WHAT YOU HAVE TO DO ▸ Say how many lines in the entries hold the word "server", and reply with that number only.

(Entries from a dataset of interfaces)
----

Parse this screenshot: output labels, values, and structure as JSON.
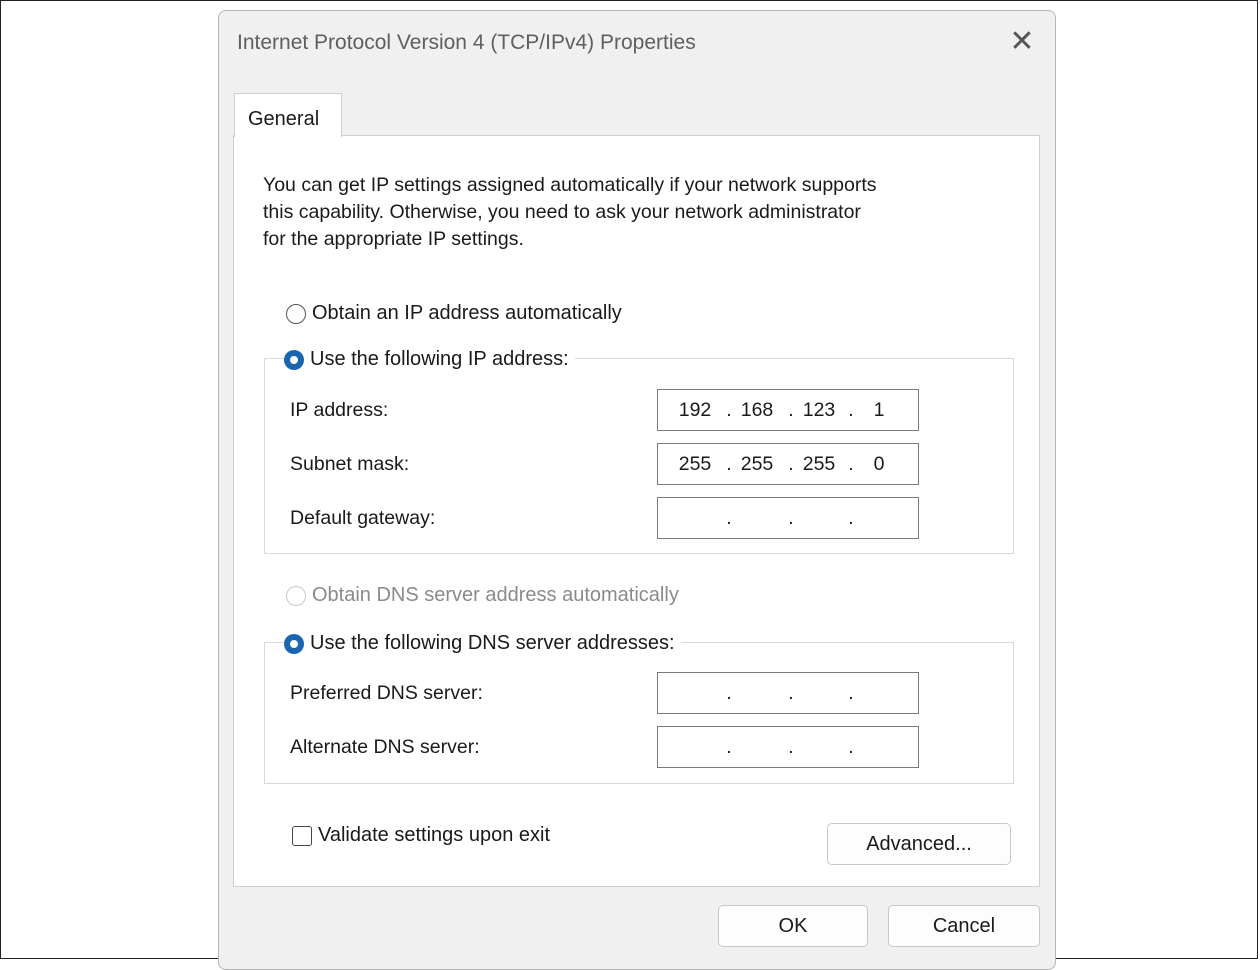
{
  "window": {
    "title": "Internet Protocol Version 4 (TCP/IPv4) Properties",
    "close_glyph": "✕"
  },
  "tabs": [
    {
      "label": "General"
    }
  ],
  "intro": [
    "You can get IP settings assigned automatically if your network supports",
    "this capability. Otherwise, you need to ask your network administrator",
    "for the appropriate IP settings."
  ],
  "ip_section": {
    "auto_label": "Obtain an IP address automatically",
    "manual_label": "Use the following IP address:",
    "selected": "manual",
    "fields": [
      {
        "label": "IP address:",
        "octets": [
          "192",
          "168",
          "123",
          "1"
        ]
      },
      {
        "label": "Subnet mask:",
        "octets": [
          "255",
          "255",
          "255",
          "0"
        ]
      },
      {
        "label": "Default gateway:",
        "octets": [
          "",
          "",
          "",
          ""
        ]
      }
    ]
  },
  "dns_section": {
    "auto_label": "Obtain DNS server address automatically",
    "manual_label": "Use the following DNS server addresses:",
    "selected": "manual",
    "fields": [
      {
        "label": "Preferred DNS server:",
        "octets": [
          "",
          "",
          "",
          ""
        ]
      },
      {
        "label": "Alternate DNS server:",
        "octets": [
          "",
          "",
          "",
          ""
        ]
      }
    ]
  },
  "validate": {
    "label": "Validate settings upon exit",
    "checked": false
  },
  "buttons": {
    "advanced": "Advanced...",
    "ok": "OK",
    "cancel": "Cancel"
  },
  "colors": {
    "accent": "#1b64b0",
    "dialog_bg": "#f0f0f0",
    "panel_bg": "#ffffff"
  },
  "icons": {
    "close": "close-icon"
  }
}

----

RESPONSE ▸ 4